What is required: Work through the data line by line, gathering every line that has the word "icon".

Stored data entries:

--*--

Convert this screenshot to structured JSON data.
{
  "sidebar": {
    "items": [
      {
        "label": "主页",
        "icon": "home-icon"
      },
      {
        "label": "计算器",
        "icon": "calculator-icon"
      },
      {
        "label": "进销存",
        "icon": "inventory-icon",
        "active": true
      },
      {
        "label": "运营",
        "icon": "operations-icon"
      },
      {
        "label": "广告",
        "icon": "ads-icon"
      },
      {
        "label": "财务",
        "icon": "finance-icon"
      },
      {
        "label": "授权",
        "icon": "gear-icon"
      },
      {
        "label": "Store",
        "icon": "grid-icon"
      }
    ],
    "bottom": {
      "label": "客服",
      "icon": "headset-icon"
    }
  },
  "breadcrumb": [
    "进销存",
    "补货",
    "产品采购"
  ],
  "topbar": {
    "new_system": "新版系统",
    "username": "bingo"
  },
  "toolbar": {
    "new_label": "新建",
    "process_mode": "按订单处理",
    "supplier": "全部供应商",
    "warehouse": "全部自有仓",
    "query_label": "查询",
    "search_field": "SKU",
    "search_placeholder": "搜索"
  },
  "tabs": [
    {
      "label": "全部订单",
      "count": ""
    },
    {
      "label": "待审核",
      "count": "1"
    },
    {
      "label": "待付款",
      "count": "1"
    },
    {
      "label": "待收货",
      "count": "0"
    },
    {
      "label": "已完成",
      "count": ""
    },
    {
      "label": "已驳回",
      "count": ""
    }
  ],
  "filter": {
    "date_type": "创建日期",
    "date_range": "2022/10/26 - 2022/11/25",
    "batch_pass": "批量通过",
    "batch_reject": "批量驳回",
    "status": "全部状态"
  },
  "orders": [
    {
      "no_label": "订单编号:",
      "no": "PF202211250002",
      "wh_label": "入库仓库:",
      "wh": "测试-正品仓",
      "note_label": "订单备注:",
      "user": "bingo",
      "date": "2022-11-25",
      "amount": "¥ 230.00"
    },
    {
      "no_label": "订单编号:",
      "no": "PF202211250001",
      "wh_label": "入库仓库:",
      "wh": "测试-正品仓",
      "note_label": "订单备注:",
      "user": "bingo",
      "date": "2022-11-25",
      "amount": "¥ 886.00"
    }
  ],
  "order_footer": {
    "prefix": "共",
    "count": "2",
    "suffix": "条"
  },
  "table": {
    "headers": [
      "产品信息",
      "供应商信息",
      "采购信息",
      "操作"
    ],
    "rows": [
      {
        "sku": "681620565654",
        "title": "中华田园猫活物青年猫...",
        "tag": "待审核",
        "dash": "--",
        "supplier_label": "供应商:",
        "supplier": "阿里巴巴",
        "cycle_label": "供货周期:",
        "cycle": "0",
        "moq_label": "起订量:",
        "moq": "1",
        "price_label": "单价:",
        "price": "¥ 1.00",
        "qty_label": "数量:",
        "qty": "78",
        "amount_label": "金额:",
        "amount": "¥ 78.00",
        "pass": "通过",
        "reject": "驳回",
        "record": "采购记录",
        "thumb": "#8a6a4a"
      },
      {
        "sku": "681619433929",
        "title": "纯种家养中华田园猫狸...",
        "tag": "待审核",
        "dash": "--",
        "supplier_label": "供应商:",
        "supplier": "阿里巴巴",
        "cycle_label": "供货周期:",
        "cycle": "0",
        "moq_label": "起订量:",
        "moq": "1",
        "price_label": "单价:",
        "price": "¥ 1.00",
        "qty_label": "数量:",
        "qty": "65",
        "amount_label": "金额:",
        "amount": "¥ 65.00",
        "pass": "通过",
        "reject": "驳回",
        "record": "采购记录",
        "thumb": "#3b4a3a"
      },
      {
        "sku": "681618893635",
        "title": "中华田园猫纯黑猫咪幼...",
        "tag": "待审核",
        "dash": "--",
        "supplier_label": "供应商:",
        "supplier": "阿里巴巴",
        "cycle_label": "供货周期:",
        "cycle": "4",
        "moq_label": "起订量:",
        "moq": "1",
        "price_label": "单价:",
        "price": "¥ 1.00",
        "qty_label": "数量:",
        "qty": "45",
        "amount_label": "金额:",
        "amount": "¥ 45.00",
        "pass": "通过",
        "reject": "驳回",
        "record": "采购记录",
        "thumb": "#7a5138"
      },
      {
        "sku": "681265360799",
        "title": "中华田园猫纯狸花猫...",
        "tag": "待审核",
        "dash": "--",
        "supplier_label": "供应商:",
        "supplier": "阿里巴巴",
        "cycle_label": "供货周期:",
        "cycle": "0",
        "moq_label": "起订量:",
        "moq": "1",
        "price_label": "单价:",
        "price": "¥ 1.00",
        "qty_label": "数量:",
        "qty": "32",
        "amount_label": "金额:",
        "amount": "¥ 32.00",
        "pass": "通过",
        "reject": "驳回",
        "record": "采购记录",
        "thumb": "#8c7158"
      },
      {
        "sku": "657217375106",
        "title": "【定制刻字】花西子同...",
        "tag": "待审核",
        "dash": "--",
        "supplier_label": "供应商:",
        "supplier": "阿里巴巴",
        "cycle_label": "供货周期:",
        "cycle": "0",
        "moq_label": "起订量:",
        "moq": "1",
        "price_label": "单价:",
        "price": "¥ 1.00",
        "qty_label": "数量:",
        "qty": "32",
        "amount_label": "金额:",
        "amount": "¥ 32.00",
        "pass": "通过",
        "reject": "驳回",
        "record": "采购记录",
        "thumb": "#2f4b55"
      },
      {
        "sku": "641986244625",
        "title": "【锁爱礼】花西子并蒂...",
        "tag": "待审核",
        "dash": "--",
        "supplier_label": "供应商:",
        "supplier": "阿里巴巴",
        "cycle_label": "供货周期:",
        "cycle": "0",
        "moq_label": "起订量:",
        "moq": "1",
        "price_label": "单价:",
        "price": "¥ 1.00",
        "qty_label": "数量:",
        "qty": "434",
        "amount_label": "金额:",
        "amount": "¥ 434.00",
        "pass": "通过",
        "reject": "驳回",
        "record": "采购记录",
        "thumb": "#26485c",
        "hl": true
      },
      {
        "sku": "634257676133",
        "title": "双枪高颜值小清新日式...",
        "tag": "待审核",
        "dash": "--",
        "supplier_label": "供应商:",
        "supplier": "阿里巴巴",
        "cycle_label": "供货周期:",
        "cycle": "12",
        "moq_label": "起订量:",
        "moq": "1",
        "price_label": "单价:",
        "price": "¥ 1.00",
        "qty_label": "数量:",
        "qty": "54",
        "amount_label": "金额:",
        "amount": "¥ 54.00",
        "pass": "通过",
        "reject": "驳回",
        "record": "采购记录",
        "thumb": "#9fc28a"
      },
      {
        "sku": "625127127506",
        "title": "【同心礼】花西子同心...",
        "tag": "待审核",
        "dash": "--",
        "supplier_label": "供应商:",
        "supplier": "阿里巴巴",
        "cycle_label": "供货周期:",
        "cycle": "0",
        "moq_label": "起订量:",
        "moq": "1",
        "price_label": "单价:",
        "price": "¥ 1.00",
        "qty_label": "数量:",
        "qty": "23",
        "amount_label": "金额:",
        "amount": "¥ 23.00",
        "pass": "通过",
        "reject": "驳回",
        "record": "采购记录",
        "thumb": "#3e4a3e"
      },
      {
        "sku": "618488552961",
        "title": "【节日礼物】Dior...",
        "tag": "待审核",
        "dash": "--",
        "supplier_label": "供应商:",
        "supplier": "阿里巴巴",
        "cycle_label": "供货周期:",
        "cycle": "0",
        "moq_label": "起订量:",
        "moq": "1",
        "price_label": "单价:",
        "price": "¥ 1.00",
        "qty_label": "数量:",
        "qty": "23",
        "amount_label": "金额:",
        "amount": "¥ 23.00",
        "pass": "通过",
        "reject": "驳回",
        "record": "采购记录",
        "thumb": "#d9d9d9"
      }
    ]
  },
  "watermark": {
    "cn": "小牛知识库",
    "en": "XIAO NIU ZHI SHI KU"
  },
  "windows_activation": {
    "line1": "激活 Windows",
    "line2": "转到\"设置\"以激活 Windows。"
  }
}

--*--

Output for this exercise:
        "icon": "home-icon"
        "icon": "calculator-icon"
        "icon": "inventory-icon",
        "icon": "operations-icon"
        "icon": "ads-icon"
        "icon": "finance-icon"
        "icon": "gear-icon"
        "icon": "grid-icon"
      "icon": "headset-icon"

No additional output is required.